A “new era” in Northern Ireland? At the gates of a historic victory, the nationalist party Sinn Fein, in favor of the reunification of all Ireland, welcomed on Saturday May 7“a very important moment of change”, despite the risk of political paralysis. As the long counting of the ballots cast in the ballot boxes on Thursday to designate the 90 elected members of the Local Assembly progresses, partial results give Sinn Fein a slight lead against its unionist rival DUP, favorable to maintaining within the British crown. It’s a first in a hundred-year history of the province, under tension due to Brexit.
The DUP, the main Unionist party that had been dominant in the local assembly until then, admitted on Saturday that the Republicans of Sinn Fein were on the way to victory. The leader of the Democratic Unionist Party, Jeffrey Donaldson, on Sky News, repeated that his formation would refuse to join a new union government without changing the post-Brexit status of the British province.
Difficult talks ahead
A victory would propel Sinn Fein leader Michelle O’Neill to the post of head of local government, which is to be run jointly by nationalists and unionists under the 1998 peace deal.
In Belfast, the count so far gives Sinn Fein 23 of the 77 declared seats, against 21 for its unionist rival of the DUP, favorable to the British crown. The nationalist party has already obtained the most first preference votes (29% against 21.3%) and the end of the count should not reverse the situation.

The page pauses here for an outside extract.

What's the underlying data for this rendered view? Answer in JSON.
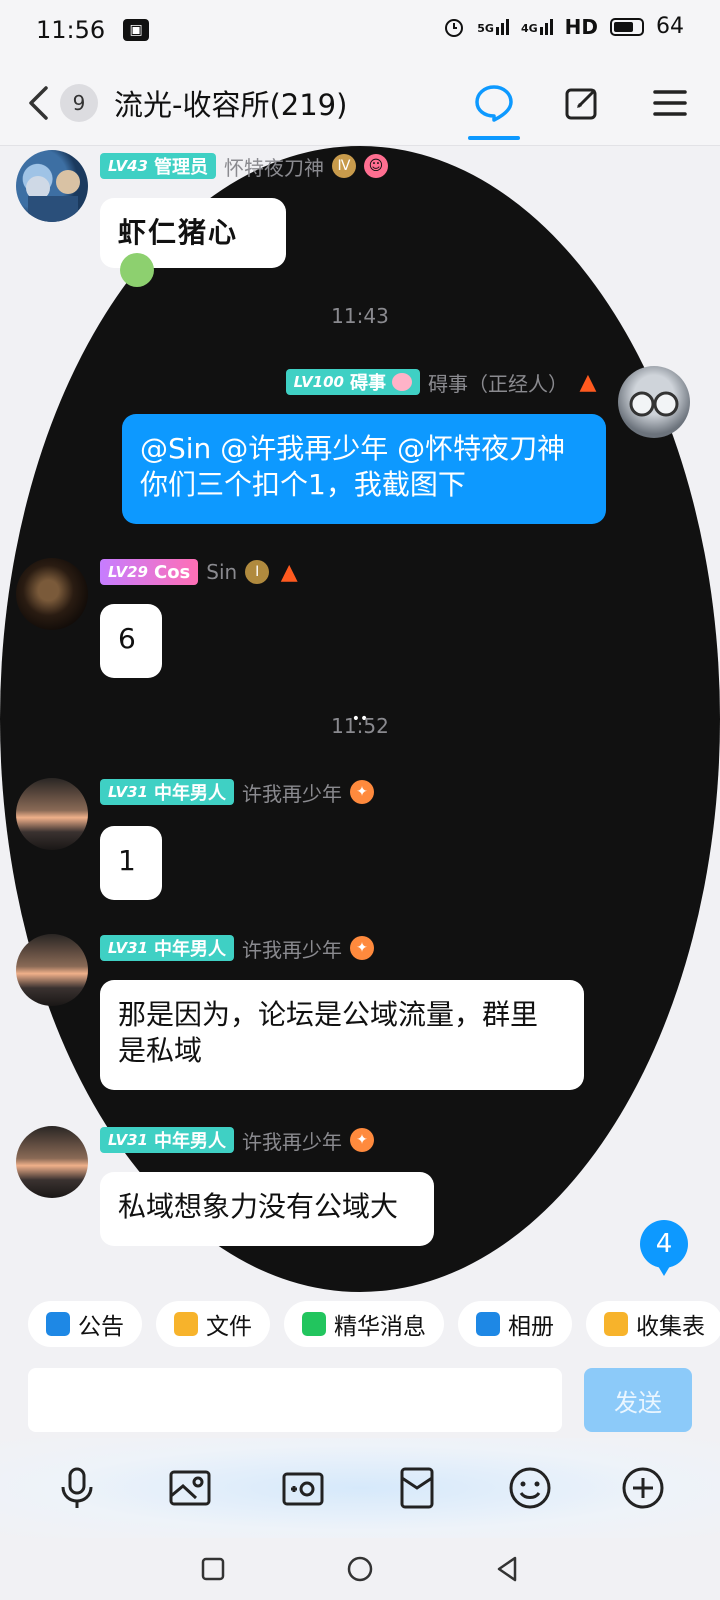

But the talks for the formation of a government promise to be difficult and the risk of paralysis hovers, the unionists refusing to join a government as long as the post-Brexit customs controls remain in place, which according to them threaten the integrity of the United Kingdom. United.